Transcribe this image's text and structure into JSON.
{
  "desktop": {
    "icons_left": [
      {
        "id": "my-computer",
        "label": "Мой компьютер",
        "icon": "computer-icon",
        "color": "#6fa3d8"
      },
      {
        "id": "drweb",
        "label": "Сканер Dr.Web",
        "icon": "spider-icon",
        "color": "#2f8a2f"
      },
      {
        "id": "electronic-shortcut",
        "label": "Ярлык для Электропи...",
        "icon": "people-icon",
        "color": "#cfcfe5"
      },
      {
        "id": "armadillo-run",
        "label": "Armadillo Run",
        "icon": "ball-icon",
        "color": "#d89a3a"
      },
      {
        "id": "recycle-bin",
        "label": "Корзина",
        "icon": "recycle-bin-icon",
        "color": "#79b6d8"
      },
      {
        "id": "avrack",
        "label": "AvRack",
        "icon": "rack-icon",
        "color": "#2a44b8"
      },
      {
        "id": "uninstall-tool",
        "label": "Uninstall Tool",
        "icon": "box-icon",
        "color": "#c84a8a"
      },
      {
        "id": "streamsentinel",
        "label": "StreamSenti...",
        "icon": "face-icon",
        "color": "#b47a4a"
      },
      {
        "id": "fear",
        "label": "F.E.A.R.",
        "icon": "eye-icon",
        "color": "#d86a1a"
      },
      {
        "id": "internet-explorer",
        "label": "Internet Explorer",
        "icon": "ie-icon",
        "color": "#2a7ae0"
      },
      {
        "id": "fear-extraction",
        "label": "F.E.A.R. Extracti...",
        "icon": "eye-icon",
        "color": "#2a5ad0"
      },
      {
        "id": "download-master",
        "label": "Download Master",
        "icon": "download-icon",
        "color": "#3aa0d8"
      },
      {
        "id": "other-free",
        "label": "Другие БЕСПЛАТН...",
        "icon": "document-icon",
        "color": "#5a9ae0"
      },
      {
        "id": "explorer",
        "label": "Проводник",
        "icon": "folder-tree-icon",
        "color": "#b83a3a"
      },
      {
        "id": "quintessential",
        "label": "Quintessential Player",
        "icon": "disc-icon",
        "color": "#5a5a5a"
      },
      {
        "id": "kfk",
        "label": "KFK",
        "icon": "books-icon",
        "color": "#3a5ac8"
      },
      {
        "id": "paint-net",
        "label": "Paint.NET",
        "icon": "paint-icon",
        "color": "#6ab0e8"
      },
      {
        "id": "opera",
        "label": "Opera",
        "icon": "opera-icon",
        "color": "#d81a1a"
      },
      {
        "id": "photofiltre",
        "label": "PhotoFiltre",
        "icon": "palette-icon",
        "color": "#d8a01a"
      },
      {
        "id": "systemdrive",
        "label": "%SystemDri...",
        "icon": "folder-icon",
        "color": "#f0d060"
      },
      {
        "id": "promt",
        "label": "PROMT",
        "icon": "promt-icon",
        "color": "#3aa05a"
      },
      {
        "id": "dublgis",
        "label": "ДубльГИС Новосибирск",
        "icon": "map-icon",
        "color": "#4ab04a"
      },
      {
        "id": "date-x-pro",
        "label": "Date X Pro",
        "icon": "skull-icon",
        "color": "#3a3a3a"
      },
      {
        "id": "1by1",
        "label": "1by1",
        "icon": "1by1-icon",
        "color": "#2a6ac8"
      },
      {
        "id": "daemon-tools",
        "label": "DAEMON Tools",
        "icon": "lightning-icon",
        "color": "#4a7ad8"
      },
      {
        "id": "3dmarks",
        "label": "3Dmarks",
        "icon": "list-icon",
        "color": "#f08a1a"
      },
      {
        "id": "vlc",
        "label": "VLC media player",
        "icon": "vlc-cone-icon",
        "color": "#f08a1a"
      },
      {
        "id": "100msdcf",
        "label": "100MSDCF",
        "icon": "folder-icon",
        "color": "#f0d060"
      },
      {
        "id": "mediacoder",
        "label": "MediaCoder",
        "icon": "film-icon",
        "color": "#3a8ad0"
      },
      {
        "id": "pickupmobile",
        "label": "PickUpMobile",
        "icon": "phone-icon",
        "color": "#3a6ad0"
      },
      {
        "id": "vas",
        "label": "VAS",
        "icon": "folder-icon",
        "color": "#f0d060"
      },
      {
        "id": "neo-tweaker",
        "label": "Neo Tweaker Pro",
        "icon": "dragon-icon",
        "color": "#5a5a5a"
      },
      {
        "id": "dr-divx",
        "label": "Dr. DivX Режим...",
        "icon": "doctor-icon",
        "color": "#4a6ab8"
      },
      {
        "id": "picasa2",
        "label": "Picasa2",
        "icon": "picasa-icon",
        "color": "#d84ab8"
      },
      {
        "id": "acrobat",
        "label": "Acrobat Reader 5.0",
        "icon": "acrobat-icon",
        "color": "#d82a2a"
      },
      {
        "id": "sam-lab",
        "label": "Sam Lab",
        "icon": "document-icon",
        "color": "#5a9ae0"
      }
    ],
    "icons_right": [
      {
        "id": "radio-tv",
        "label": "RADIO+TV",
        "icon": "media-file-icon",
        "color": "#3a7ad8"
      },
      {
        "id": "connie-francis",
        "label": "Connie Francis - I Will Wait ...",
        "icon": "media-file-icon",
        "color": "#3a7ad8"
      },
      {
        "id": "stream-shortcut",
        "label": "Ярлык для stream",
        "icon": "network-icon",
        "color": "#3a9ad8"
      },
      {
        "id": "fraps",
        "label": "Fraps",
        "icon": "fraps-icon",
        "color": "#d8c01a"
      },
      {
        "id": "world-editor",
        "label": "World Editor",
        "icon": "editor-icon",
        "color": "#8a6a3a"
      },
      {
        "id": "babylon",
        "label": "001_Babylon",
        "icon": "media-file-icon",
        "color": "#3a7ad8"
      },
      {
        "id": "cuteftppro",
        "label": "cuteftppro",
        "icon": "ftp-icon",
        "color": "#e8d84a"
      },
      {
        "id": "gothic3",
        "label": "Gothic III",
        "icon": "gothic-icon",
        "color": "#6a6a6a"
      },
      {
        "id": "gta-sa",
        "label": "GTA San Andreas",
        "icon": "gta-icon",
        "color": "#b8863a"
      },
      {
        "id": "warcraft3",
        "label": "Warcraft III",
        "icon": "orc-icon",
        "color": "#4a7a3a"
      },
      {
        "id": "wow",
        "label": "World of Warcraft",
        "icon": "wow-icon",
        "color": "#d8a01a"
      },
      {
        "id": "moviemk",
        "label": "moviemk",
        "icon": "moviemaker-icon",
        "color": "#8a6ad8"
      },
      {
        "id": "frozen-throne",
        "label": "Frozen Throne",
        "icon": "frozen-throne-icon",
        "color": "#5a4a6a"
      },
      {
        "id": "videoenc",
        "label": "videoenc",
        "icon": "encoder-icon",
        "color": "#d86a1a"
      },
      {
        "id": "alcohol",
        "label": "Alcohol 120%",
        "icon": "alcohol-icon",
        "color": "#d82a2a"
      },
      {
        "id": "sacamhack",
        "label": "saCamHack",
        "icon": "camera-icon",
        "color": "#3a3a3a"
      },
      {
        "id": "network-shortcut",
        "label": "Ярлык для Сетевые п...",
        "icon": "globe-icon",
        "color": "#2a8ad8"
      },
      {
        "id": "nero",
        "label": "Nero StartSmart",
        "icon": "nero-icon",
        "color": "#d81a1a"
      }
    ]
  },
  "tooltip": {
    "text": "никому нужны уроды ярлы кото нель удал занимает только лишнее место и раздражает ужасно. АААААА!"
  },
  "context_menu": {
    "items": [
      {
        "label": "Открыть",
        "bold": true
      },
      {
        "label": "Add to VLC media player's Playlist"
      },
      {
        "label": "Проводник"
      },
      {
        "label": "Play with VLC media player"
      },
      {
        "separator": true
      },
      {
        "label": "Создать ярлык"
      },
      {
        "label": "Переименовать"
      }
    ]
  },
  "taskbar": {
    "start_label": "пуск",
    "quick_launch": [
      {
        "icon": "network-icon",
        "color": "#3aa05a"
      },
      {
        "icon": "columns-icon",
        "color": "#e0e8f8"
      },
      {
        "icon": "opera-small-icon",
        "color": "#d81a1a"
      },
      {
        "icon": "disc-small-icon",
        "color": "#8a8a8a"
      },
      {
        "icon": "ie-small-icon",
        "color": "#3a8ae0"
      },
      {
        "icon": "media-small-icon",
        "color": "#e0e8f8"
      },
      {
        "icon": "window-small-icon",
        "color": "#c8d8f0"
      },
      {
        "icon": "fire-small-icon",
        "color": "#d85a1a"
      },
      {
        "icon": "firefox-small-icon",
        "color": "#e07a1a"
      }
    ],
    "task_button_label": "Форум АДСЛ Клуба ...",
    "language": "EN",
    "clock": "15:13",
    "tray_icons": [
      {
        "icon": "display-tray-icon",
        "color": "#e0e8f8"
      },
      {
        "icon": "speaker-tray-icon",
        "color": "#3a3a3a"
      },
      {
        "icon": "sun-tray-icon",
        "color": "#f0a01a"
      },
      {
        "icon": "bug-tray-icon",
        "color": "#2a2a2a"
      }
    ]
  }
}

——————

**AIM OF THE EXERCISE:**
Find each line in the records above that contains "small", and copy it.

**REPLY TO THE EXERCISE:**
        "icon": "opera-small-icon",
        "icon": "disc-small-icon",
        "icon": "ie-small-icon",
        "icon": "media-small-icon",
        "icon": "window-small-icon",
        "icon": "fire-small-icon",
        "icon": "firefox-small-icon",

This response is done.